> GOAL OF THE EXERCISE: Copy all the records exactly, but keep the pictures out of your version.

Web page and app entries:

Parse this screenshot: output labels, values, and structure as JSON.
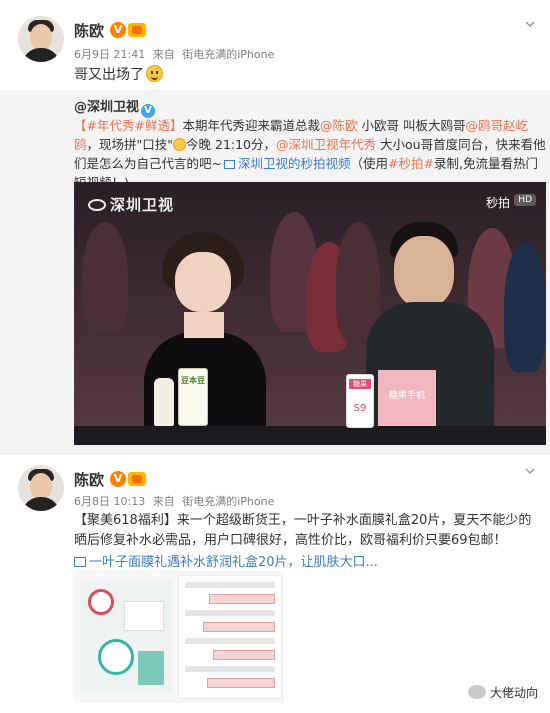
{
  "post1": {
    "user_name": "陈欧",
    "verified": "V",
    "date": "6月9日 21:41",
    "source_prefix": "来自",
    "source": "街电充满的iPhone",
    "text": "哥又出场了",
    "repost": {
      "user": "@深圳卫视",
      "verified": "V",
      "text_parts": {
        "tag1": "【#年代秀#鲜透】",
        "t1": "本期年代秀迎来霸道总裁",
        "mention1": "@陈欧",
        "t2": "小欧哥 叫板大鸥哥",
        "mention2": "@鸥哥赵屹鸥",
        "t3": "，现场拼\"口技\"",
        "t4": "今晚 21:10分，",
        "mention3": "@深圳卫视年代秀",
        "t5": "大小ou哥首度同台，快来看他们是怎么为自己代言的吧~",
        "video_link": "深圳卫视的秒拍视频",
        "t6": "（使用",
        "tag2": "#秒拍#",
        "t7": "录制,免流量看热门短视频！)"
      },
      "video": {
        "channel_logo": "深圳卫视",
        "platform_logo": "秒拍",
        "hd_badge": "HD",
        "phone_card_title": "糖果",
        "phone_card_model": "S9",
        "banner_text": "糖果手机",
        "bottle_label": "豆本豆"
      }
    }
  },
  "post2": {
    "user_name": "陈欧",
    "verified": "V",
    "date": "6月8日 10:13",
    "source_prefix": "来自",
    "source": "街电充满的iPhone",
    "text": "【聚美618福利】来一个超级断货王，一叶子补水面膜礼盒20片，夏天不能少的晒后修复补水必需品，用户口碑很好，高性价比，欧哥福利价只要69包邮！",
    "link_text": "一叶子面膜礼遇补水舒润礼盒20片，让肌肤大口..."
  },
  "watermark": "大佬动向",
  "colors": {
    "accent": "#eb7350",
    "link": "#3a7fc6",
    "verified": "#ff8200",
    "meta": "#808080"
  }
}
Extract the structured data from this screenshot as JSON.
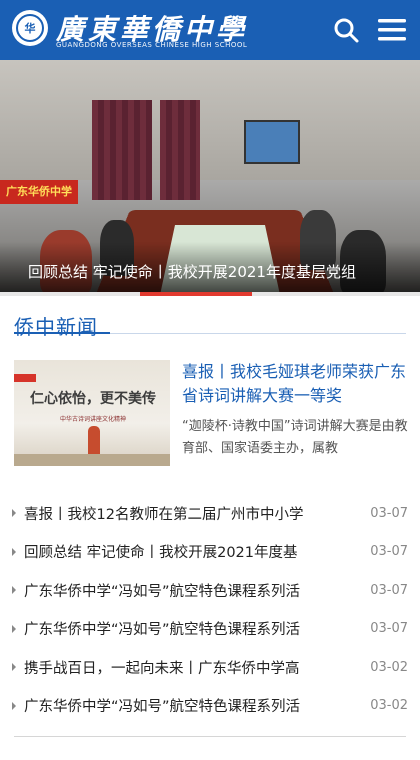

> ANSWER TO THIS TASK:
Parse this screenshot: output labels, values, and structure as JSON.
{
  "post1": {
    "user_name": "陈欧",
    "verified": "V",
    "date": "6月9日 21:41",
    "source_prefix": "来自",
    "source": "街电充满的iPhone",
    "text": "哥又出场了",
    "repost": {
      "user": "@深圳卫视",
      "verified": "V",
      "text_parts": {
        "tag1": "【#年代秀#鲜透】",
        "t1": "本期年代秀迎来霸道总裁",
        "mention1": "@陈欧",
        "t2": "小欧哥 叫板大鸥哥",
        "mention2": "@鸥哥赵屹鸥",
        "t3": "，现场拼\"口技\"",
        "t4": "今晚 21:10分，",
        "mention3": "@深圳卫视年代秀",
        "t5": "大小ou哥首度同台，快来看他们是怎么为自己代言的吧~",
        "video_link": "深圳卫视的秒拍视频",
        "t6": "（使用",
        "tag2": "#秒拍#",
        "t7": "录制,免流量看热门短视频！)"
      },
      "video": {
        "channel_logo": "深圳卫视",
        "platform_logo": "秒拍",
        "hd_badge": "HD",
        "phone_card_title": "糖果",
        "phone_card_model": "S9",
        "banner_text": "糖果手机",
        "bottle_label": "豆本豆"
      }
    }
  },
  "post2": {
    "user_name": "陈欧",
    "verified": "V",
    "date": "6月8日 10:13",
    "source_prefix": "来自",
    "source": "街电充满的iPhone",
    "text": "【聚美618福利】来一个超级断货王，一叶子补水面膜礼盒20片，夏天不能少的晒后修复补水必需品，用户口碑很好，高性价比，欧哥福利价只要69包邮！",
    "link_text": "一叶子面膜礼遇补水舒润礼盒20片，让肌肤大口..."
  },
  "watermark": "大佬动向",
  "colors": {
    "accent": "#eb7350",
    "link": "#3a7fc6",
    "verified": "#ff8200",
    "meta": "#808080"
  }
}
Extract the structured data from this screenshot as JSON.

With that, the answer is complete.